|Molding and Bending||Plexiglass and Formica||121°C – 232°C (250°F – 450°F)|
|Plastics||121°C – 232°C (250°F – 450°F)|
|Loosening||Rusted bolts/nuts||482°C – 649°C (900°F – 1200°F)|
|Sealing||Nylon rope ends||232°C – 343°C (450°F – 650°F)|
|Waxing||Snowboards and skis||121°C – 232°C (250°F – 450°F)|
|Defrosting||Refrigerator||232°C – 399°C (450°F – 750°F)|
|Wrapping||Vinyl||60°C – 80°C (140°F – 176°F)|
|Manufacturing||Candle making||60°C – 85°C (140°F – 185°F)|
|Resin art||21°C – 24°C (70°F – 75°F)|
What Can a Heat Gun Melt?
Hot air guns can produce a hot air stream sufficient to melt solder. This is used to remove components from PC boards, like ICs. The heating process shouldn’t take more than a minute since the amount of solder is typically very small.
2. Plastic and PVC
A heat gun can soften plastic and PVC enough to make it pliable.
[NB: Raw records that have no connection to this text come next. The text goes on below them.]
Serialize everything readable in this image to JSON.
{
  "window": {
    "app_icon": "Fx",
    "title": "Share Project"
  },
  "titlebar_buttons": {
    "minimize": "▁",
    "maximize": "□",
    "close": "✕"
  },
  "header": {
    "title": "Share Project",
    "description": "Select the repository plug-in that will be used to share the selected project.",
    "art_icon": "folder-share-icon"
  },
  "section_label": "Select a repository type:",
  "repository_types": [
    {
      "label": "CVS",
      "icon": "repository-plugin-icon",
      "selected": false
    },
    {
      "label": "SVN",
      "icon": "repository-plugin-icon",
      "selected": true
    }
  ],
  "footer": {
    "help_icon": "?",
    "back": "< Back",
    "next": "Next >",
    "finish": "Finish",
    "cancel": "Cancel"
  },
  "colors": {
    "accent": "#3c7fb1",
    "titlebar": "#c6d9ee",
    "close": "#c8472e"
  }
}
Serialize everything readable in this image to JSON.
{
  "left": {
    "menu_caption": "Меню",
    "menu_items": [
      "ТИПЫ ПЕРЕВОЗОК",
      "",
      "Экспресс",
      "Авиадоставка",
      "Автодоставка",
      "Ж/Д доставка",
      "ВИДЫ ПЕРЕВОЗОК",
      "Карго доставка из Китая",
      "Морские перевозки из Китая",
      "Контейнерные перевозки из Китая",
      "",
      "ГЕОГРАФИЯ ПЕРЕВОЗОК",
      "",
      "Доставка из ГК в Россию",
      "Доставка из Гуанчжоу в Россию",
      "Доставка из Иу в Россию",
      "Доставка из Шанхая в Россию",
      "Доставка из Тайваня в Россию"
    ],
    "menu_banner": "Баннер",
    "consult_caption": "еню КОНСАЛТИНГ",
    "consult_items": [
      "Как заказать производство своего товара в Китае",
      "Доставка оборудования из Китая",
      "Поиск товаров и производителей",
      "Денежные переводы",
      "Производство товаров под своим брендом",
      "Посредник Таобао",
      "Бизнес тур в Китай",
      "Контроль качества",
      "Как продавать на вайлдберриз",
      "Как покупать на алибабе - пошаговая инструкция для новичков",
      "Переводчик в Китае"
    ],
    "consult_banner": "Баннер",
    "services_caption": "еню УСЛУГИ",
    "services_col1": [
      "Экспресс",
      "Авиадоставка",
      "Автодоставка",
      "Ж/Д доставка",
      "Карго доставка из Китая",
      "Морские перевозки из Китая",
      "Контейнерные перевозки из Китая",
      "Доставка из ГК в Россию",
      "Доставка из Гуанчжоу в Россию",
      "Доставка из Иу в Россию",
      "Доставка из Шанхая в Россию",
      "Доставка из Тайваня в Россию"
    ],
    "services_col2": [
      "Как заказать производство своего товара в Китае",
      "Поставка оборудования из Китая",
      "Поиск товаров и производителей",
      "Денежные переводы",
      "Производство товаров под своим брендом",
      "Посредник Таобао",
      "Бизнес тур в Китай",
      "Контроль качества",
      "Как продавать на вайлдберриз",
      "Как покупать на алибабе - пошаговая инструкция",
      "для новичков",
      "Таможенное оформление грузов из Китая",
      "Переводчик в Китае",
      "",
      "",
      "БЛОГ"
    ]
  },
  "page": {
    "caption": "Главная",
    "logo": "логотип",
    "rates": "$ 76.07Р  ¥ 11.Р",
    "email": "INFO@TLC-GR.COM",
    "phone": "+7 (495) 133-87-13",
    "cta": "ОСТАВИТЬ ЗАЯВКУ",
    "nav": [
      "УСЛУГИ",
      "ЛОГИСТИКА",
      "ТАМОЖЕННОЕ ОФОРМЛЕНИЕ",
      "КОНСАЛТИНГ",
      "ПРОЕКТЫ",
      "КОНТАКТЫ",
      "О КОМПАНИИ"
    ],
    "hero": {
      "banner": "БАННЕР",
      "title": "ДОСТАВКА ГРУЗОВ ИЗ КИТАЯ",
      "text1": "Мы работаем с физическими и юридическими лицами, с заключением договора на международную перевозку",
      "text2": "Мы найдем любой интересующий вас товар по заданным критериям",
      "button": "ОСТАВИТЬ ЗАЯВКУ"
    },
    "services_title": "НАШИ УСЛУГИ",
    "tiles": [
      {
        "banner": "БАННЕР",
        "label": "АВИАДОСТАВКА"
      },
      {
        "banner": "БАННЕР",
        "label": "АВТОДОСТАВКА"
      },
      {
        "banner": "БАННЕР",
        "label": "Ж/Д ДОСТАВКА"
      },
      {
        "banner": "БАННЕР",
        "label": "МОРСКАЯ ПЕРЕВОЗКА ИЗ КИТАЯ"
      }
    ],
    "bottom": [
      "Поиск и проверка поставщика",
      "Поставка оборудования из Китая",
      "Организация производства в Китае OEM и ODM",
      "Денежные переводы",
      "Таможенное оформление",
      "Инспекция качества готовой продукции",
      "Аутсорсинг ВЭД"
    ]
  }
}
This process is relatively simple and doesn’t take long. The heat gun won’t produce sufficient heat if you want to heat the plastic enough to mold and shape it. In this case, you’ll need a double boiler to get the job done.
Some types of glass have a relatively low melting point. Heat guns can produce a high enough temperature to melt these types of glass, but not others. Typical flat glass, mostly made of silica sand, has a melting point of 1700°C (3092°F), far above typical heat guns’ operating temperatures.
4. Metal (Steel, Aluminum, Brass)
Most metals, like steel and brass, have a higher melting point than the 760°C (1400°F) maximum operating temperature of heavy-duty heat guns. Aluminum’s melting point is 660°C (1220°F), so a heat gun can technically melt aluminum. However, this isn’t easy to do in practice, and there isn’t much information on the topic. If you attempt this, it is best to take safety precautions since molten metal could cause serious injuries when in contact with skin and eyes.